Trying to decide between the city and suburbs? Though there are opportunities to act in the suburbs, living in the city means being closer to the places you’ll need to be for acting work. But city life can be more expensive than the suburbs. Basics like gas and food are usually cheaper in the ‘burbs, as is rent. But commute times and access to work and/or school is a major consideration. The farther you are from the places you need to be, the more time you’ll spend on getting to and from them. If you’re driving, traffic in Chicago is bad and only getting worse.
The good news is that Chicago’s housing is pretty affordable when compared to other large acting markets like New York and Los Angeles.
Do I Need An Agent?
Again, it depends. You can do all the theatre, sketch and improv you can handle without ever needing a talent agent. Traditionally, those types of work don’t pay well (if at all), so agents don’t participate in them. On the flip side, you will need an agent to work in any type of work where actors stand to make hundreds or even thousands of dollars per job, like commercials, voice over, print, and TV/film.
In Chicago there are two ways to work with talent agencies: you can be multi-listed or exclusive. Being multi-listed means you can be with as many agents as you can get to sign you, and you’ll receive auditions from all of them. There are pros and cons to being multi-listed, and I cover all of them in the book. You can also commit to just one agency by signing with them exclusively. In that case, your auditions will come through that agency only, and you won’t have access to clients who work with other talent agencies. Again, check the book for the implications of working either way.
Do I Need A Reel (Showreel) to Work?

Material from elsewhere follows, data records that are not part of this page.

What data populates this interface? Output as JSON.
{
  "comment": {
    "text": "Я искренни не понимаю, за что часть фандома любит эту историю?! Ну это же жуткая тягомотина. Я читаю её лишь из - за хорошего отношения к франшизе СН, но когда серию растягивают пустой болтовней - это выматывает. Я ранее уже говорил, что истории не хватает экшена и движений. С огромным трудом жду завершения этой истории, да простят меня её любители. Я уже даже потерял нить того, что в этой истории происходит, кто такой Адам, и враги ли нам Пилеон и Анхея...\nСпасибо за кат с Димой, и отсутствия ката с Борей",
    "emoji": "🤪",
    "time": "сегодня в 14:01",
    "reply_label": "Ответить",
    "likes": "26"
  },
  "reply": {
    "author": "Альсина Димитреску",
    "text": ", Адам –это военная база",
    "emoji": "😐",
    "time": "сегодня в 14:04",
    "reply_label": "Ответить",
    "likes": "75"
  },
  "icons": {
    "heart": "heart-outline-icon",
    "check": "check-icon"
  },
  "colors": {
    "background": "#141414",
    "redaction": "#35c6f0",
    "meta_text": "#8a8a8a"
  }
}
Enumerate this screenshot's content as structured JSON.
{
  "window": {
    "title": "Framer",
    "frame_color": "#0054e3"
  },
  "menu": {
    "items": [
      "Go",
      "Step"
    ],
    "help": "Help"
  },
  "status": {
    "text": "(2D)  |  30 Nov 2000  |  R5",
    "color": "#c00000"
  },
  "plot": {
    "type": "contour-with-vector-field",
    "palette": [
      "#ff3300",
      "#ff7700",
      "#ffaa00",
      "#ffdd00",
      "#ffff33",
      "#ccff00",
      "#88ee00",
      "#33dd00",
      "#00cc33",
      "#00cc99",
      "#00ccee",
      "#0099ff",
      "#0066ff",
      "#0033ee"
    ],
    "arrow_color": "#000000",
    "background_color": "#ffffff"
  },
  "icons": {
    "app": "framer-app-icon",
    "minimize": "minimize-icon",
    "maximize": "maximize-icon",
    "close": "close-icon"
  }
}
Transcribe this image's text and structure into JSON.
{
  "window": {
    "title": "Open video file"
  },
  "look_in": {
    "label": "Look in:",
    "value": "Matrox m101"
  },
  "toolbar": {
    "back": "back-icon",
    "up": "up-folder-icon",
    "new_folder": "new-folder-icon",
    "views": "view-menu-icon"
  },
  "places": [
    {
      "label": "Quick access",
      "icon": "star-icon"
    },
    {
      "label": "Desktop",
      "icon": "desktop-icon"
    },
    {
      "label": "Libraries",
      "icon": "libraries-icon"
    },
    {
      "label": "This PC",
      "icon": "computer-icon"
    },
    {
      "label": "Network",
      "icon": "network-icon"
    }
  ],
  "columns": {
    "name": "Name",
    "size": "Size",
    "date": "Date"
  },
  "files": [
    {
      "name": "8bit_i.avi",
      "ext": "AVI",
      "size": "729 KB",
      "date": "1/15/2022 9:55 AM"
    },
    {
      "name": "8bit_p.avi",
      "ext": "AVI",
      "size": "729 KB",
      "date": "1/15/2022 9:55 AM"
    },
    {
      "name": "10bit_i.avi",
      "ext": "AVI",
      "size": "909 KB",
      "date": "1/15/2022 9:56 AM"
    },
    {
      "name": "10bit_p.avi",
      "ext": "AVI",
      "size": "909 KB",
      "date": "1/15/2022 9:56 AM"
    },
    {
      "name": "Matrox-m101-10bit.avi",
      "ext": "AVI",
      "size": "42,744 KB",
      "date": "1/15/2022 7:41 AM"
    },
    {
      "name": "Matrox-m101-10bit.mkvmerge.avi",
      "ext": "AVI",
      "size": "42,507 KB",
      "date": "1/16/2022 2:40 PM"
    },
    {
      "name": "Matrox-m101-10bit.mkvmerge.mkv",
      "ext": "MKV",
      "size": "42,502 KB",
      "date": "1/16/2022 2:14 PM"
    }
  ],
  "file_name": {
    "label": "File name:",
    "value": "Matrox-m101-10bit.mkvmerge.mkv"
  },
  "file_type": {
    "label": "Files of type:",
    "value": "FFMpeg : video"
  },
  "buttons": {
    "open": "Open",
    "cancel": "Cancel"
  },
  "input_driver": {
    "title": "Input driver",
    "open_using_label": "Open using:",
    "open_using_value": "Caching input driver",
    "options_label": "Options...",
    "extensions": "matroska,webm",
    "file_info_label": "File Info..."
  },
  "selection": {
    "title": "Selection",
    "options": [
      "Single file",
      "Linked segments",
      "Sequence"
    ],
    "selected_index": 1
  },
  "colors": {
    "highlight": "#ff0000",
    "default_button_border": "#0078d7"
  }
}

Probably. Reels are very important in the on-camera world, and are becoming more important in the theatre and improv world as well. Actors who are able to showcase their work via reels have a distinct advantage over those that can’t. I wrote extensively on this subject here and here.
Want to Learn More About Your New City?
There are some fantastic books on Chicago. This one was a Pulitzer finaist, this one is focused on Chicago’s legendary architechture (and features amazing photography), and here’s a book on the history of Chicago’s storied theater scene.